**** Exercise data

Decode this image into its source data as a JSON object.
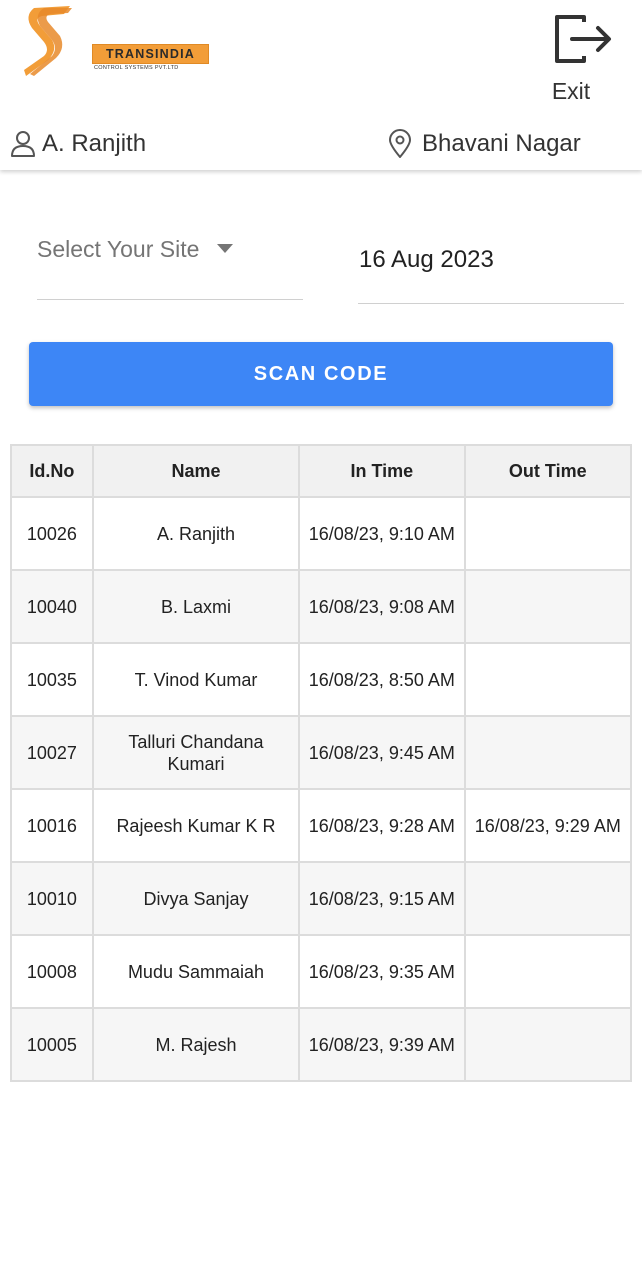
{
  "header": {
    "logo_name": "TRANSINDIA",
    "logo_subtitle": "CONTROL SYSTEMS PVT.LTD",
    "exit_label": "Exit",
    "user_name": "A. Ranjith",
    "location": "Bhavani Nagar"
  },
  "form": {
    "site_placeholder": "Select Your Site",
    "date_value": "16 Aug 2023",
    "scan_label": "SCAN CODE"
  },
  "table": {
    "headers": [
      "Id.No",
      "Name",
      "In Time",
      "Out Time"
    ],
    "rows": [
      {
        "id": "10026",
        "name": "A. Ranjith",
        "in": "16/08/23, 9:10 AM",
        "out": ""
      },
      {
        "id": "10040",
        "name": "B. Laxmi",
        "in": "16/08/23, 9:08 AM",
        "out": ""
      },
      {
        "id": "10035",
        "name": "T. Vinod Kumar",
        "in": "16/08/23, 8:50 AM",
        "out": ""
      },
      {
        "id": "10027",
        "name": "Talluri Chandana Kumari",
        "in": "16/08/23, 9:45 AM",
        "out": ""
      },
      {
        "id": "10016",
        "name": "Rajeesh Kumar K R",
        "in": "16/08/23, 9:28 AM",
        "out": "16/08/23, 9:29 AM"
      },
      {
        "id": "10010",
        "name": "Divya Sanjay",
        "in": "16/08/23, 9:15 AM",
        "out": ""
      },
      {
        "id": "10008",
        "name": "Mudu Sammaiah",
        "in": "16/08/23, 9:35 AM",
        "out": ""
      },
      {
        "id": "10005",
        "name": "M. Rajesh",
        "in": "16/08/23, 9:39 AM",
        "out": ""
      }
    ]
  },
  "colors": {
    "brand_orange": "#f29d38",
    "button_blue": "#3d86f6"
  },
  "icons": {
    "logo": "transindia-logo-icon",
    "exit": "exit-icon",
    "user": "user-icon",
    "location": "location-pin-icon",
    "dropdown": "caret-down-icon"
  }
}
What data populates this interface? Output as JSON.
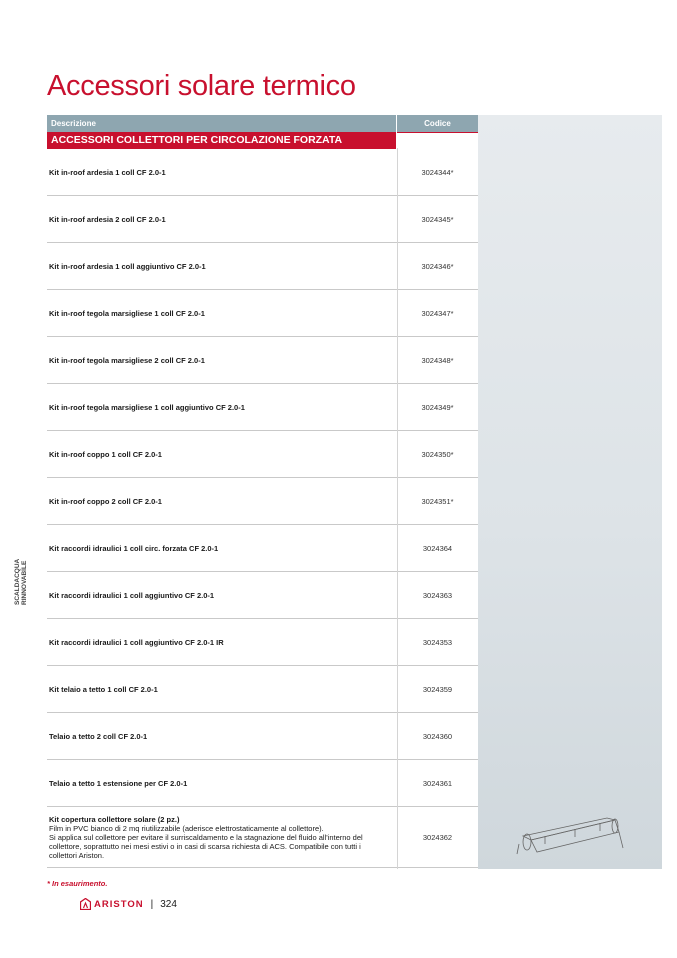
{
  "title": "Accessori solare termico",
  "table": {
    "headers": {
      "description": "Descrizione",
      "code": "Codice"
    },
    "section": "ACCESSORI COLLETTORI PER CIRCOLAZIONE FORZATA",
    "rows": [
      {
        "description": "Kit in-roof ardesia 1 coll CF 2.0-1",
        "code": "3024344*"
      },
      {
        "description": "Kit in-roof ardesia 2 coll CF 2.0-1",
        "code": "3024345*"
      },
      {
        "description": "Kit in-roof ardesia 1 coll aggiuntivo CF 2.0-1",
        "code": "3024346*"
      },
      {
        "description": "Kit in-roof tegola marsigliese 1 coll CF 2.0-1",
        "code": "3024347*"
      },
      {
        "description": "Kit in-roof tegola marsigliese 2 coll CF 2.0-1",
        "code": "3024348*"
      },
      {
        "description": "Kit in-roof tegola marsigliese 1 coll aggiuntivo CF 2.0-1",
        "code": "3024349*"
      },
      {
        "description": "Kit in-roof coppo 1 coll CF 2.0-1",
        "code": "3024350*"
      },
      {
        "description": "Kit in-roof coppo 2 coll CF 2.0-1",
        "code": "3024351*"
      },
      {
        "description": "Kit raccordi idraulici 1 coll circ. forzata CF 2.0-1",
        "code": "3024364"
      },
      {
        "description": "Kit raccordi idraulici 1 coll aggiuntivo CF 2.0-1",
        "code": "3024363"
      },
      {
        "description": "Kit raccordi idraulici 1 coll aggiuntivo CF 2.0-1 IR",
        "code": "3024353"
      },
      {
        "description": "Kit telaio a tetto 1 coll CF 2.0-1",
        "code": "3024359"
      },
      {
        "description": "Telaio a tetto 2 coll CF 2.0-1",
        "code": "3024360"
      },
      {
        "description": "Telaio a tetto 1 estensione per CF 2.0-1",
        "code": "3024361"
      }
    ],
    "last_row": {
      "name": "Kit copertura collettore solare (2 pz.)",
      "line1": "Film in PVC bianco di 2 mq riutilizzabile (aderisce elettrostaticamente al collettore).",
      "line2": "Si applica sul collettore per evitare il surriscaldamento e la stagnazione del fluido all'interno del",
      "line3": "collettore, soprattutto nei mesi estivi o in casi di scarsa richiesta di ACS. Compatibile con tutti i",
      "line4": "collettori Ariston.",
      "code": "3024362"
    }
  },
  "footnote": "* In esaurimento.",
  "sidebar": {
    "line1": "SCALDACQUA",
    "line2": "RINNOVABILE"
  },
  "footer": {
    "brand": "ARISTON",
    "separator": "|",
    "page": "324"
  },
  "colors": {
    "accent": "#c8102e",
    "header_bg": "#8ea6b0",
    "panel_bg": "#e0e6ea"
  }
}
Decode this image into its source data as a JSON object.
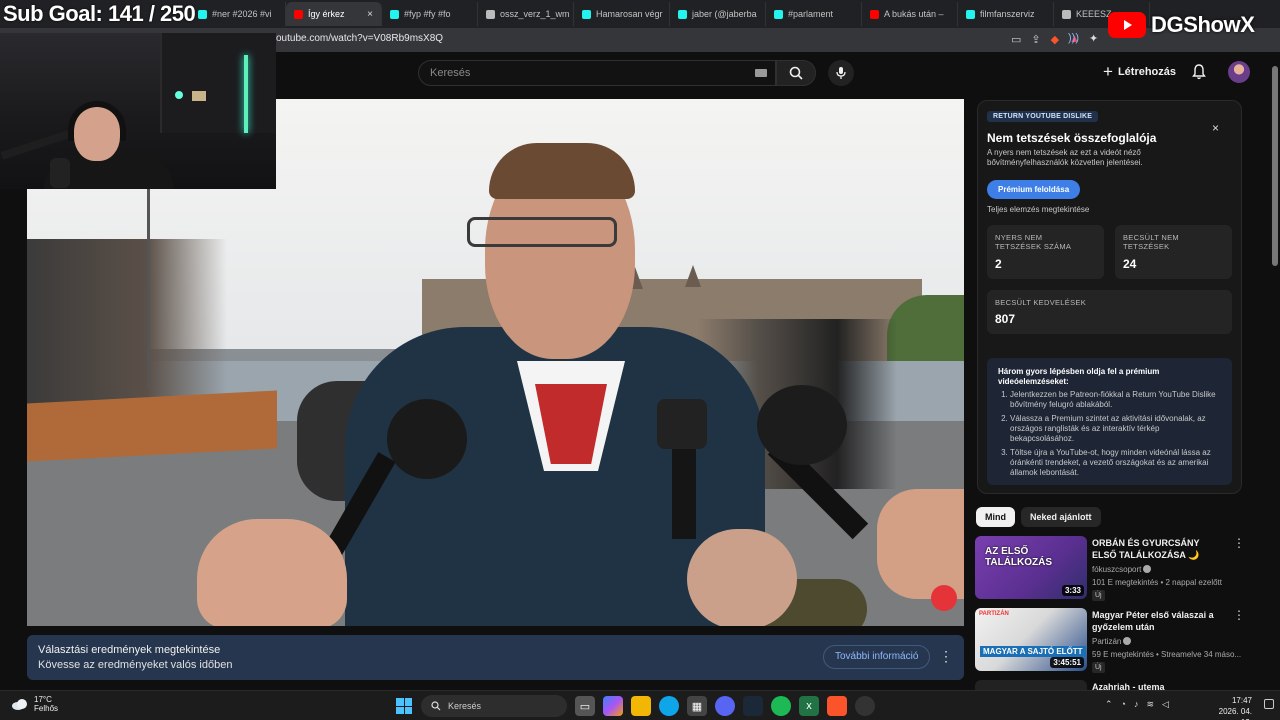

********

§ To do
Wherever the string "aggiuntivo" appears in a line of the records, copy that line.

§ Written solution
        "description": "Kit in-roof ardesia 1 coll aggiuntivo CF 2.0-1",
        "description": "Kit in-roof tegola marsigliese 1 coll aggiuntivo CF 2.0-1",
        "description": "Kit raccordi idraulici 1 coll aggiuntivo CF 2.0-1",
        "description": "Kit raccordi idraulici 1 coll aggiuntivo CF 2.0-1 IR",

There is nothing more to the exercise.